**DESCRIPTION OF THE TASK**: State how many lines in the listing below include the string "value". The answer is the number alone.

**EXTRACTED DATA**:
--------

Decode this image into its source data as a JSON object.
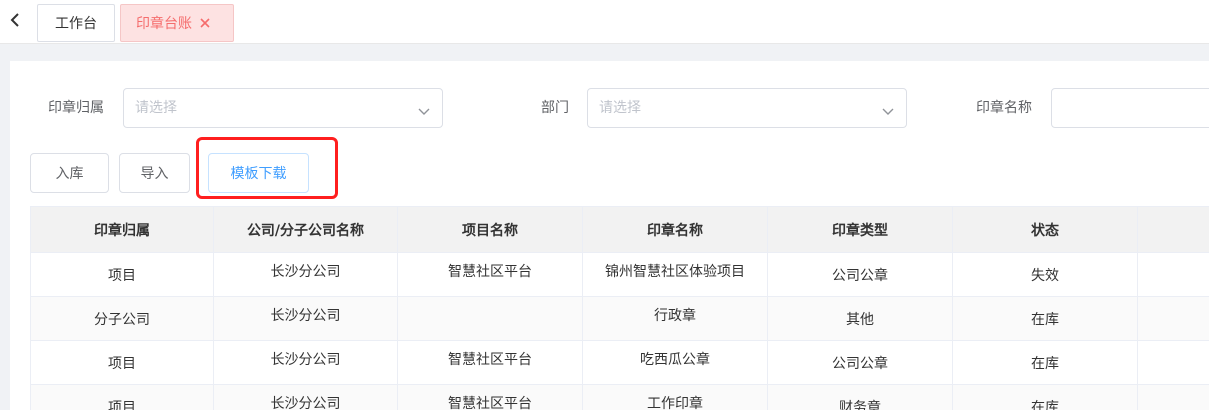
{
  "tabs": {
    "home_label": "工作台",
    "active_label": "印章台账"
  },
  "filters": {
    "owner_label": "印章归属",
    "owner_placeholder": "请选择",
    "dept_label": "部门",
    "dept_placeholder": "请选择",
    "seal_name_label": "印章名称"
  },
  "toolbar": {
    "stock_in": "入库",
    "import": "导入",
    "template_download": "模板下载"
  },
  "table": {
    "headers": [
      "印章归属",
      "公司/分子公司名称",
      "项目名称",
      "印章名称",
      "印章类型",
      "状态",
      ""
    ],
    "rows": [
      [
        "项目",
        "长沙分公司",
        "智慧社区平台",
        "锦州智慧社区体验项目",
        "公司公章",
        "失效"
      ],
      [
        "分子公司",
        "长沙分公司",
        "",
        "行政章",
        "其他",
        "在库"
      ],
      [
        "项目",
        "长沙分公司",
        "智慧社区平台",
        "吃西瓜公章",
        "公司公章",
        "在库"
      ],
      [
        "项目",
        "长沙分公司",
        "智慧社区平台",
        "工作印章",
        "财务章",
        "在库"
      ]
    ]
  },
  "colors": {
    "accent": "#409eff",
    "active_tab_bg": "#fde2e2",
    "active_tab_text": "#f56c6c",
    "highlight": "#ff1f1f"
  }
}
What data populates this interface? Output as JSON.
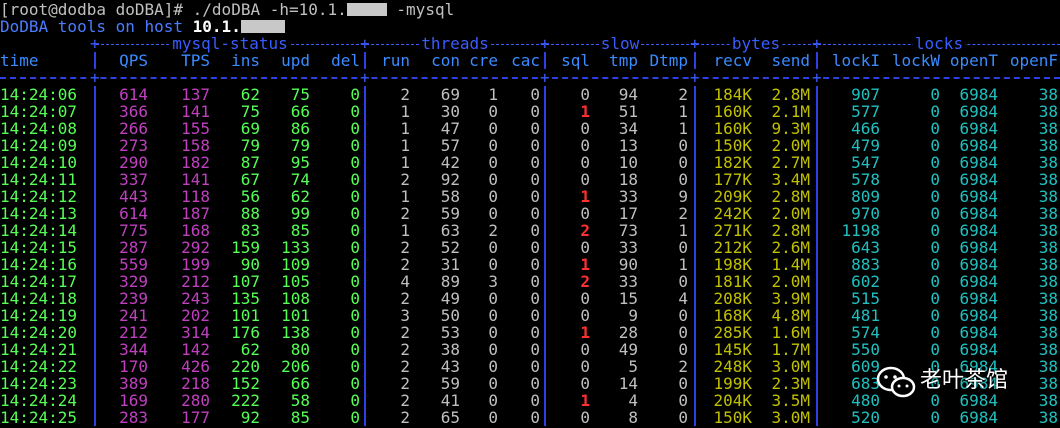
{
  "terminal": {
    "prompt": "[root@dodba doDBA]# ",
    "command_prefix": "./doDBA -h=10.1.",
    "command_suffix": " -mysql",
    "host_label": "DoDBA tools on host ",
    "host_ip_prefix": "10.1.",
    "host_ip_tail": ""
  },
  "groups": {
    "mysql_status": "mysql-status",
    "threads": "threads",
    "slow": "slow",
    "bytes": "bytes",
    "locks": "locks"
  },
  "columns": {
    "time": "time",
    "qps": "QPS",
    "tps": "TPS",
    "ins": "ins",
    "upd": "upd",
    "del": "del",
    "run": "run",
    "con": "con",
    "cre": "cre",
    "cac": "cac",
    "sql": "sql",
    "tmp": "tmp",
    "dtmp": "Dtmp",
    "recv": "recv",
    "send": "send",
    "locki": "lockI",
    "lockw": "lockW",
    "opent": "openT",
    "openf": "openF"
  },
  "colors": {
    "background": "#000000",
    "time": "#55ff55",
    "qps_tps": "#c040c0",
    "dml": "#55ff55",
    "bytes": "#c0c000",
    "locks": "#20c0c0",
    "slow_highlight": "#ff3030",
    "separator": "#2f3fe6"
  },
  "rows": [
    {
      "time": "14:24:06",
      "qps": "614",
      "tps": "137",
      "ins": "62",
      "upd": "75",
      "del": "0",
      "run": "2",
      "con": "69",
      "cre": "1",
      "cac": "0",
      "sql": "0",
      "tmp": "94",
      "dtmp": "2",
      "recv": "184K",
      "send": "2.8M",
      "locki": "907",
      "lockw": "0",
      "opent": "6984",
      "openf": "38"
    },
    {
      "time": "14:24:07",
      "qps": "366",
      "tps": "141",
      "ins": "75",
      "upd": "66",
      "del": "0",
      "run": "1",
      "con": "30",
      "cre": "0",
      "cac": "0",
      "sql": "1",
      "tmp": "51",
      "dtmp": "1",
      "recv": "160K",
      "send": "2.1M",
      "locki": "577",
      "lockw": "0",
      "opent": "6984",
      "openf": "38"
    },
    {
      "time": "14:24:08",
      "qps": "266",
      "tps": "155",
      "ins": "69",
      "upd": "86",
      "del": "0",
      "run": "1",
      "con": "47",
      "cre": "0",
      "cac": "0",
      "sql": "0",
      "tmp": "34",
      "dtmp": "1",
      "recv": "160K",
      "send": "9.3M",
      "locki": "466",
      "lockw": "0",
      "opent": "6984",
      "openf": "38"
    },
    {
      "time": "14:24:09",
      "qps": "273",
      "tps": "158",
      "ins": "79",
      "upd": "79",
      "del": "0",
      "run": "1",
      "con": "57",
      "cre": "0",
      "cac": "0",
      "sql": "0",
      "tmp": "13",
      "dtmp": "0",
      "recv": "150K",
      "send": "2.0M",
      "locki": "479",
      "lockw": "0",
      "opent": "6984",
      "openf": "38"
    },
    {
      "time": "14:24:10",
      "qps": "290",
      "tps": "182",
      "ins": "87",
      "upd": "95",
      "del": "0",
      "run": "1",
      "con": "42",
      "cre": "0",
      "cac": "0",
      "sql": "0",
      "tmp": "10",
      "dtmp": "0",
      "recv": "182K",
      "send": "2.7M",
      "locki": "547",
      "lockw": "0",
      "opent": "6984",
      "openf": "38"
    },
    {
      "time": "14:24:11",
      "qps": "337",
      "tps": "141",
      "ins": "67",
      "upd": "74",
      "del": "0",
      "run": "2",
      "con": "92",
      "cre": "0",
      "cac": "0",
      "sql": "0",
      "tmp": "18",
      "dtmp": "0",
      "recv": "177K",
      "send": "3.4M",
      "locki": "578",
      "lockw": "0",
      "opent": "6984",
      "openf": "38"
    },
    {
      "time": "14:24:12",
      "qps": "443",
      "tps": "118",
      "ins": "56",
      "upd": "62",
      "del": "0",
      "run": "1",
      "con": "58",
      "cre": "0",
      "cac": "0",
      "sql": "1",
      "tmp": "33",
      "dtmp": "9",
      "recv": "209K",
      "send": "2.8M",
      "locki": "809",
      "lockw": "0",
      "opent": "6984",
      "openf": "38"
    },
    {
      "time": "14:24:13",
      "qps": "614",
      "tps": "187",
      "ins": "88",
      "upd": "99",
      "del": "0",
      "run": "2",
      "con": "59",
      "cre": "0",
      "cac": "0",
      "sql": "0",
      "tmp": "17",
      "dtmp": "2",
      "recv": "242K",
      "send": "2.0M",
      "locki": "970",
      "lockw": "0",
      "opent": "6984",
      "openf": "38"
    },
    {
      "time": "14:24:14",
      "qps": "775",
      "tps": "168",
      "ins": "83",
      "upd": "85",
      "del": "0",
      "run": "1",
      "con": "63",
      "cre": "2",
      "cac": "0",
      "sql": "2",
      "tmp": "73",
      "dtmp": "1",
      "recv": "271K",
      "send": "2.8M",
      "locki": "1198",
      "lockw": "0",
      "opent": "6984",
      "openf": "38"
    },
    {
      "time": "14:24:15",
      "qps": "287",
      "tps": "292",
      "ins": "159",
      "upd": "133",
      "del": "0",
      "run": "2",
      "con": "52",
      "cre": "0",
      "cac": "0",
      "sql": "0",
      "tmp": "33",
      "dtmp": "0",
      "recv": "212K",
      "send": "2.6M",
      "locki": "643",
      "lockw": "0",
      "opent": "6984",
      "openf": "38"
    },
    {
      "time": "14:24:16",
      "qps": "559",
      "tps": "199",
      "ins": "90",
      "upd": "109",
      "del": "0",
      "run": "2",
      "con": "31",
      "cre": "0",
      "cac": "0",
      "sql": "1",
      "tmp": "90",
      "dtmp": "1",
      "recv": "198K",
      "send": "1.4M",
      "locki": "883",
      "lockw": "0",
      "opent": "6984",
      "openf": "38"
    },
    {
      "time": "14:24:17",
      "qps": "329",
      "tps": "212",
      "ins": "107",
      "upd": "105",
      "del": "0",
      "run": "4",
      "con": "89",
      "cre": "3",
      "cac": "0",
      "sql": "2",
      "tmp": "33",
      "dtmp": "0",
      "recv": "181K",
      "send": "2.0M",
      "locki": "602",
      "lockw": "0",
      "opent": "6984",
      "openf": "38"
    },
    {
      "time": "14:24:18",
      "qps": "239",
      "tps": "243",
      "ins": "135",
      "upd": "108",
      "del": "0",
      "run": "2",
      "con": "49",
      "cre": "0",
      "cac": "0",
      "sql": "0",
      "tmp": "15",
      "dtmp": "4",
      "recv": "208K",
      "send": "3.9M",
      "locki": "515",
      "lockw": "0",
      "opent": "6984",
      "openf": "38"
    },
    {
      "time": "14:24:19",
      "qps": "241",
      "tps": "202",
      "ins": "101",
      "upd": "101",
      "del": "0",
      "run": "3",
      "con": "50",
      "cre": "0",
      "cac": "0",
      "sql": "0",
      "tmp": "9",
      "dtmp": "0",
      "recv": "168K",
      "send": "4.8M",
      "locki": "481",
      "lockw": "0",
      "opent": "6984",
      "openf": "38"
    },
    {
      "time": "14:24:20",
      "qps": "212",
      "tps": "314",
      "ins": "176",
      "upd": "138",
      "del": "0",
      "run": "2",
      "con": "53",
      "cre": "0",
      "cac": "0",
      "sql": "1",
      "tmp": "28",
      "dtmp": "0",
      "recv": "285K",
      "send": "1.6M",
      "locki": "574",
      "lockw": "0",
      "opent": "6984",
      "openf": "38"
    },
    {
      "time": "14:24:21",
      "qps": "344",
      "tps": "142",
      "ins": "62",
      "upd": "80",
      "del": "0",
      "run": "2",
      "con": "38",
      "cre": "0",
      "cac": "0",
      "sql": "0",
      "tmp": "49",
      "dtmp": "0",
      "recv": "145K",
      "send": "1.7M",
      "locki": "550",
      "lockw": "0",
      "opent": "6984",
      "openf": "38"
    },
    {
      "time": "14:24:22",
      "qps": "170",
      "tps": "426",
      "ins": "220",
      "upd": "206",
      "del": "0",
      "run": "2",
      "con": "43",
      "cre": "0",
      "cac": "0",
      "sql": "0",
      "tmp": "5",
      "dtmp": "2",
      "recv": "248K",
      "send": "3.0M",
      "locki": "609",
      "lockw": "0",
      "opent": "6984",
      "openf": "38"
    },
    {
      "time": "14:24:23",
      "qps": "389",
      "tps": "218",
      "ins": "152",
      "upd": "66",
      "del": "0",
      "run": "2",
      "con": "59",
      "cre": "0",
      "cac": "0",
      "sql": "0",
      "tmp": "14",
      "dtmp": "0",
      "recv": "199K",
      "send": "2.3M",
      "locki": "683",
      "lockw": "0",
      "opent": "6984",
      "openf": "38"
    },
    {
      "time": "14:24:24",
      "qps": "169",
      "tps": "280",
      "ins": "222",
      "upd": "58",
      "del": "0",
      "run": "2",
      "con": "41",
      "cre": "0",
      "cac": "0",
      "sql": "1",
      "tmp": "4",
      "dtmp": "0",
      "recv": "204K",
      "send": "3.5M",
      "locki": "480",
      "lockw": "0",
      "opent": "6984",
      "openf": "38"
    },
    {
      "time": "14:24:25",
      "qps": "283",
      "tps": "177",
      "ins": "92",
      "upd": "85",
      "del": "0",
      "run": "2",
      "con": "65",
      "cre": "0",
      "cac": "0",
      "sql": "0",
      "tmp": "8",
      "dtmp": "0",
      "recv": "150K",
      "send": "3.0M",
      "locki": "520",
      "lockw": "0",
      "opent": "6984",
      "openf": "38"
    }
  ],
  "watermark": {
    "icon": "wechat-icon",
    "text": "老叶茶馆"
  }
}
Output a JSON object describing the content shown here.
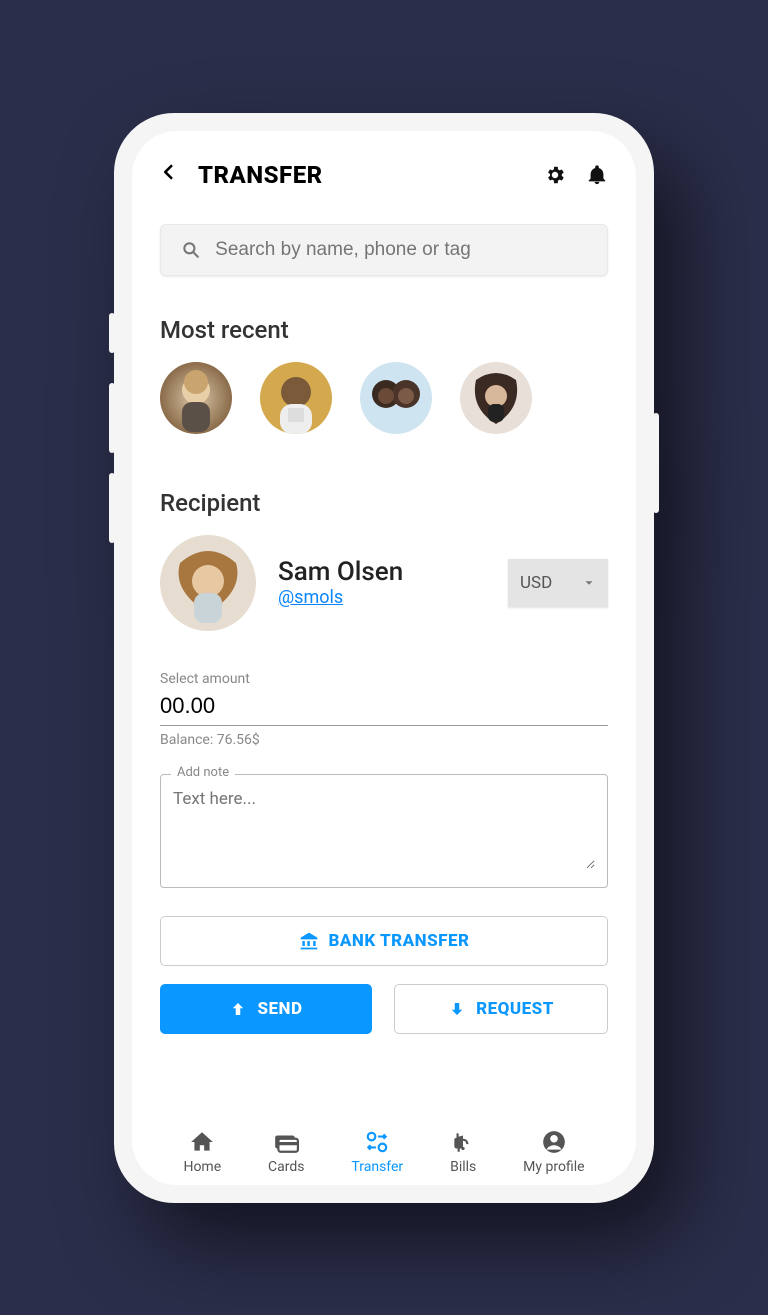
{
  "header": {
    "title": "TRANSFER"
  },
  "search": {
    "placeholder": "Search by name, phone or tag"
  },
  "sections": {
    "most_recent": "Most recent",
    "recipient": "Recipient"
  },
  "recipient": {
    "name": "Sam Olsen",
    "tag": "@smols",
    "currency": "USD"
  },
  "amount": {
    "label": "Select amount",
    "value": "00.00",
    "balance_label": "Balance: 76.56$"
  },
  "note": {
    "legend": "Add note",
    "placeholder": "Text here..."
  },
  "buttons": {
    "bank_transfer": "BANK TRANSFER",
    "send": "SEND",
    "request": "REQUEST"
  },
  "nav": {
    "home": "Home",
    "cards": "Cards",
    "transfer": "Transfer",
    "bills": "Bills",
    "profile": "My profile"
  }
}
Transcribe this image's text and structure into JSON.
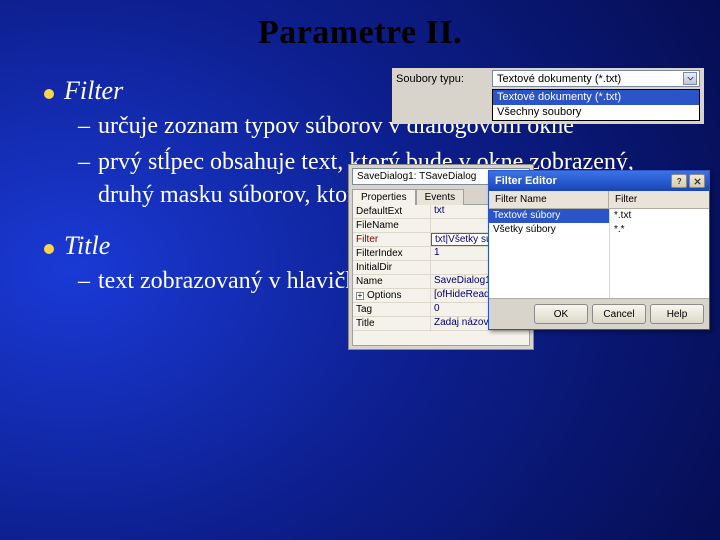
{
  "title": "Parametre II.",
  "sections": [
    {
      "heading": "Filter",
      "items": [
        "určuje zoznam typov súborov v dialógovom okne",
        "prvý stĺpec obsahuje text, ktorý bude v okne zobrazený, druhý masku súborov, ktoré sa budú zobrazovať"
      ]
    },
    {
      "heading": "Title",
      "items": [
        "text zobrazovaný v hlavičke ukladacieho dialógu"
      ]
    }
  ],
  "dropdown": {
    "label": "Soubory typu:",
    "selected": "Textové dokumenty (*.txt)",
    "options": [
      "Textové dokumenty (*.txt)",
      "Všechny soubory"
    ],
    "highlighted_index": 0
  },
  "object_inspector": {
    "combo": "SaveDialog1: TSaveDialog",
    "tabs": [
      "Properties",
      "Events"
    ],
    "active_tab": 0,
    "rows": [
      {
        "key": "DefaultExt",
        "value": "txt"
      },
      {
        "key": "FileName",
        "value": ""
      },
      {
        "key": "Filter",
        "value": "txt|Všetky súbory|*.*",
        "selected": true
      },
      {
        "key": "FilterIndex",
        "value": "1"
      },
      {
        "key": "InitialDir",
        "value": ""
      },
      {
        "key": "Name",
        "value": "SaveDialog1"
      },
      {
        "key": "Options",
        "value": "[ofHideReadOnly,ofEn",
        "expandable": true
      },
      {
        "key": "Tag",
        "value": "0"
      },
      {
        "key": "Title",
        "value": "Zadaj názov súboru"
      }
    ],
    "footer_label": "Filter"
  },
  "filter_editor": {
    "title": "Filter Editor",
    "columns": [
      "Filter Name",
      "Filter"
    ],
    "rows": [
      {
        "name": "Textové súbory",
        "mask": "*.txt",
        "selected": true
      },
      {
        "name": "Všetky súbory",
        "mask": "*.*"
      }
    ],
    "buttons": {
      "ok": "OK",
      "cancel": "Cancel",
      "help": "Help"
    }
  }
}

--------

**EXPECTED ANSWER**: 10